May 20, 2016

200,000 refugees have been registered in Germany so far in 2016, marking a considerable downturn. The news comes on the heels of the first Refugees Welcome Index which China and Germany topped in terms of acceptance.

Refugee women and children walking through refugee housing in Frankfurt, Germany
Image: picture alliance/dpa/B. Roessler

The influx of refugees into Germany dropped significantly in 2016 compared to the height of the refugee crisis in the fall last year, reported German news outlet RedaktionsNetzwerk Deutschland late on Thursday.

A total of 200,000 refugees were registered by the Federal Office for Migration and Refugees (BAMF) in the first five months of the year.

The numbers indicate a significant shift, considering that 181,000 migrants entered Germany in October 2015 alone, according to the German government.

The "noticeable decrease" was welcomed by Lorenz Caffier, state interior minister for Mecklenburg-Western Pomerania.

However, the numbers are still up compared with BAMF data from previous years. The first half of 2015 saw some 179,000 asylum applications in Germany while the whole of 2014 saw a total of 203,000 applications.

Refugees 'not yet professionals'

Despite the drop in arrivals, Germany's Labor Agency (BA) warned that there is still much to be done to integrate some anticipated 400,000 refugees into the workforce.

Manager of the Job Point project Christiane Hansen puts up a sign for a new counseling center for migrants and refugees
The BA predicts some 400,000 job-seeking refugeesImage: Getty Images/C. Koall

"The vast number of people who come to us still need support in order to have the prospect of entering the labor market as specialists," said BA board executive Raimund Becker in an interview with Deutschlandfunk on Friday.

Only ten percent of refugees succeed in finding a job within their first one to two years, he said, citing barriers such as language and a lack of certification.

"According to our findings, 80 percent of the people do not have the formal qualifications that German employers are used to," Becker said, adding that although they offer many talents and skills, the BA faces difficulties "situating them in a reference system for German training."

With more German language training and education, Becker said the majority of refugees "can be the professionals of tomorrow" but won't immediately fill the holes in Germany's specialist labor force today.

Germany heads 'Refugees Welcome Index'

The Amnesty International-commissioned "Refugees Welcome Index" showed Germany coming in just under China in terms of openness to refugees.

84 percent of respondents in Germany said they would welcome refugees fleeing war or persecution into their country - one point behind China's 85 percent.

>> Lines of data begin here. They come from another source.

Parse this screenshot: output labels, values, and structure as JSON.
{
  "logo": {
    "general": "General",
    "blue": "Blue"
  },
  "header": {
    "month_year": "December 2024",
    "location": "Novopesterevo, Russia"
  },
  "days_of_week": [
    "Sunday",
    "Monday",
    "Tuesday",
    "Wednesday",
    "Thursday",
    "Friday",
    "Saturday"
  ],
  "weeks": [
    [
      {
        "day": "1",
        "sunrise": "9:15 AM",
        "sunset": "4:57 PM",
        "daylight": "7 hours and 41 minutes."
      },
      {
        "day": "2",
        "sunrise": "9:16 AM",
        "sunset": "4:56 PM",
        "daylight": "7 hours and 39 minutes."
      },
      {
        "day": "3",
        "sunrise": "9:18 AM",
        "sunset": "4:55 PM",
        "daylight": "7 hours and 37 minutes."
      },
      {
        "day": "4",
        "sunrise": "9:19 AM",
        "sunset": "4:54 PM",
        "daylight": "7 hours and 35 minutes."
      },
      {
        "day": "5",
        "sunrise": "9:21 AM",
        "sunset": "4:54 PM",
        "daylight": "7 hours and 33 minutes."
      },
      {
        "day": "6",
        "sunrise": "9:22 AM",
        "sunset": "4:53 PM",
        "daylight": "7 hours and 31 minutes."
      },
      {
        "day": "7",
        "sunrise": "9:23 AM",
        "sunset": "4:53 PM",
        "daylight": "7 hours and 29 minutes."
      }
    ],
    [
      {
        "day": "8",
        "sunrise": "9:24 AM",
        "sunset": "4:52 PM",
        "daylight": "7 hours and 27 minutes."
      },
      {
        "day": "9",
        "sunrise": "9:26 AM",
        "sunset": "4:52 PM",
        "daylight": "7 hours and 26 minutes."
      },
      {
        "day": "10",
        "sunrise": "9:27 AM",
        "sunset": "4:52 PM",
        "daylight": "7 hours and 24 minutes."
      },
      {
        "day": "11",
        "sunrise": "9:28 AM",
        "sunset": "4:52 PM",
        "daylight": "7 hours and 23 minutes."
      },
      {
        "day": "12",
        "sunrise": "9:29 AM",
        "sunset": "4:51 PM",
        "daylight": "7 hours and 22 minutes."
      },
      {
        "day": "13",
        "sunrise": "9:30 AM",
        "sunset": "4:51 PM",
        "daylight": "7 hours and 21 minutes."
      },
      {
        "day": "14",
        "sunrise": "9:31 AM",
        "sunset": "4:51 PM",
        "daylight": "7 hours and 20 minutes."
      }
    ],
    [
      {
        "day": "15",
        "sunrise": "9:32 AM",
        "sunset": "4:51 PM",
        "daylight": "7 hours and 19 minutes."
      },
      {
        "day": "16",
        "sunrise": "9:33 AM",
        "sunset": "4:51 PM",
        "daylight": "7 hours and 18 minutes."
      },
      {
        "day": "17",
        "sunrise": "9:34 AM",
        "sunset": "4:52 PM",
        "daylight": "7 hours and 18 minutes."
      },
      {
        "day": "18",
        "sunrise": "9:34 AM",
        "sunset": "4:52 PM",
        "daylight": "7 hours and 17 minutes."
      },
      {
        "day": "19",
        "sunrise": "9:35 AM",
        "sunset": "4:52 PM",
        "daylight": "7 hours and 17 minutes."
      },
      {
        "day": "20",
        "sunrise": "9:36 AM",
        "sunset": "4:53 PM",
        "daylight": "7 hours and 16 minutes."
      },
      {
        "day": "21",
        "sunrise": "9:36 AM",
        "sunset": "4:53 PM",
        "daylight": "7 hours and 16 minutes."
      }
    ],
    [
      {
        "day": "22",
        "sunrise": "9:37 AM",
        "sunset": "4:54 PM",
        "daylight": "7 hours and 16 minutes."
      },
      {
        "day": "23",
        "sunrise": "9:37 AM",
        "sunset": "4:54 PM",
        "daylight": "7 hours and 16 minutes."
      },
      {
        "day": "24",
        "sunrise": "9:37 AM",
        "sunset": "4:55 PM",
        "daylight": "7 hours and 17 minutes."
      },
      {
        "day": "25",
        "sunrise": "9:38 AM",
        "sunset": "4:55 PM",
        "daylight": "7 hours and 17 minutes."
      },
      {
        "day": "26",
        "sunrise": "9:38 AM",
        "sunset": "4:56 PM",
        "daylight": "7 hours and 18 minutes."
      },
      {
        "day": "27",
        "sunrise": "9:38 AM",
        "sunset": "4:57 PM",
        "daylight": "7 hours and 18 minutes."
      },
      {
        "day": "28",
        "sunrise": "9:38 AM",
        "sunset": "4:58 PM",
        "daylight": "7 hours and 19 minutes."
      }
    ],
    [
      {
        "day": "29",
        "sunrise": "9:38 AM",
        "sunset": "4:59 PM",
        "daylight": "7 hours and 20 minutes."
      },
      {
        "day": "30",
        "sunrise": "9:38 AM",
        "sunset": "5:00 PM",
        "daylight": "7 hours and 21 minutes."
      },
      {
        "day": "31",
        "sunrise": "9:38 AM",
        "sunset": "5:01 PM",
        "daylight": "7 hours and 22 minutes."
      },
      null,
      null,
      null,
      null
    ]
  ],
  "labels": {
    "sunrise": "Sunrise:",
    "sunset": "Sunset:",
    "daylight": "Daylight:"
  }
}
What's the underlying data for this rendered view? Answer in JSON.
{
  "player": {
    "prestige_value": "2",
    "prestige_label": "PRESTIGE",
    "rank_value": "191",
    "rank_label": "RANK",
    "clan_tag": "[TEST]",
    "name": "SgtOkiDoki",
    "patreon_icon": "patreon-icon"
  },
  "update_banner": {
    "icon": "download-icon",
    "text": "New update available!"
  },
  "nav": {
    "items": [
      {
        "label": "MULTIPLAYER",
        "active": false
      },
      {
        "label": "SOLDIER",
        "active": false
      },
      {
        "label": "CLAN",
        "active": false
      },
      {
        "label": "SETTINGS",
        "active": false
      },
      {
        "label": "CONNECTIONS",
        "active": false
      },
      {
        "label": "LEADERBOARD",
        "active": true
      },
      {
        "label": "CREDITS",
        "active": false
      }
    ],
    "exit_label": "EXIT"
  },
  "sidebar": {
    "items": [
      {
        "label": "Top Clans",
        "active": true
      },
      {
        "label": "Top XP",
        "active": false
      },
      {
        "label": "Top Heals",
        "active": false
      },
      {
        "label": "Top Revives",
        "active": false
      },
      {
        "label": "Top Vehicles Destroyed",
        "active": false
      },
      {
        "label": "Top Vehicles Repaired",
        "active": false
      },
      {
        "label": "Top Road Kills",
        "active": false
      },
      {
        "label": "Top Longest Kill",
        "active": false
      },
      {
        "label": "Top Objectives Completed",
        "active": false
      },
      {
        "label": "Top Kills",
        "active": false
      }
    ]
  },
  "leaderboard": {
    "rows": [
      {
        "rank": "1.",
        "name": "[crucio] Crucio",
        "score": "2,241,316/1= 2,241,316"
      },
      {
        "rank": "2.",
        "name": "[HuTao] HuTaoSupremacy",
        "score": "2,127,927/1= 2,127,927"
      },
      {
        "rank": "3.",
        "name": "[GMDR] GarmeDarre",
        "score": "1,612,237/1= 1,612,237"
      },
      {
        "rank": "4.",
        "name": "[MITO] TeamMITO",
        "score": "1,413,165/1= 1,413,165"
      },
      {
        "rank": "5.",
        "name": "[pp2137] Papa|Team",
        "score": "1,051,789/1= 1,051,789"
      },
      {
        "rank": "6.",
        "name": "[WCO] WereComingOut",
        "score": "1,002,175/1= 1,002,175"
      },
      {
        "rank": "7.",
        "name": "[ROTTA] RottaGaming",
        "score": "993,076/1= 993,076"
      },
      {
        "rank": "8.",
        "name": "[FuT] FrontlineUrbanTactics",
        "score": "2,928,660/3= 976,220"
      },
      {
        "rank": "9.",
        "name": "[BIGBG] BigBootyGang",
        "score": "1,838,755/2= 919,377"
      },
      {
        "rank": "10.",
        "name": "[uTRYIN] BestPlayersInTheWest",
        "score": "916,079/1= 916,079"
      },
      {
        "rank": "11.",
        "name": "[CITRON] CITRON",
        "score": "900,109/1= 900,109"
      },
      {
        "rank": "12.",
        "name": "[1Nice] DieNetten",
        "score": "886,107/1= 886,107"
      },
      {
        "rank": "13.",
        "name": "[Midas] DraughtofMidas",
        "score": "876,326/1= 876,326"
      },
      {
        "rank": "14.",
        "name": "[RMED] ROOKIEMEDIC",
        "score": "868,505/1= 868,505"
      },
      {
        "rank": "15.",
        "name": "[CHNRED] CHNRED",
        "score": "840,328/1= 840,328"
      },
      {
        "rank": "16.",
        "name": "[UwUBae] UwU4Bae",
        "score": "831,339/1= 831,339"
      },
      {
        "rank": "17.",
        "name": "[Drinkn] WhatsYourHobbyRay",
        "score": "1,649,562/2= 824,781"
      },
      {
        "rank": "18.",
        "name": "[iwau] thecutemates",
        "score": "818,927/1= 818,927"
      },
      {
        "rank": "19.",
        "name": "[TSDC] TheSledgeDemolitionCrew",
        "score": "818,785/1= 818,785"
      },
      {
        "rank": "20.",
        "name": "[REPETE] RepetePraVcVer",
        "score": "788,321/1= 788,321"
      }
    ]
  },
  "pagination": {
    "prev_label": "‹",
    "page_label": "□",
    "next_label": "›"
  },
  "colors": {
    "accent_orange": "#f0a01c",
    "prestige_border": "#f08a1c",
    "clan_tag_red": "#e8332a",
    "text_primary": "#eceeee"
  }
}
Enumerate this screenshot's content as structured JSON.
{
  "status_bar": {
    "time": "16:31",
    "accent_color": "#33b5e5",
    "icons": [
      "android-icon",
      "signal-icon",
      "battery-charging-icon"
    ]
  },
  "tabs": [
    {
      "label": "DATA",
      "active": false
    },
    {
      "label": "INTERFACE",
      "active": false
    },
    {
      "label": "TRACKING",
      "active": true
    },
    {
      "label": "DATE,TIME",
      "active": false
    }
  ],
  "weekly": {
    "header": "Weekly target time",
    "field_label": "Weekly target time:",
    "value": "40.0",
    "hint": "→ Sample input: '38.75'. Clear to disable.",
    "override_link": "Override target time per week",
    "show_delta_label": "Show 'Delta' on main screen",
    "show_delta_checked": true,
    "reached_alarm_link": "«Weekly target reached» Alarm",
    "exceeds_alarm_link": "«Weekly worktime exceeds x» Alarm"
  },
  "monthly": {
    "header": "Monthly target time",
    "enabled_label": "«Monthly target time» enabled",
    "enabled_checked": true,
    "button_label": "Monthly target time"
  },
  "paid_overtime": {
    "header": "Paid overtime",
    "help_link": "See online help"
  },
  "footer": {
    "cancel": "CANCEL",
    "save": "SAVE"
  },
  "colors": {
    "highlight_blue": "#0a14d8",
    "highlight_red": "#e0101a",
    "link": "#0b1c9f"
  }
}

The Index also showed that an additional 76 percent of Germans believe their government should do more to help those fleeing conflict.

The first-of-its-kind research was conducted by Toronto-headquartered consultancy GlobeScan, which interviewed people in 27 countries.

rs/jil (dpa, KNA)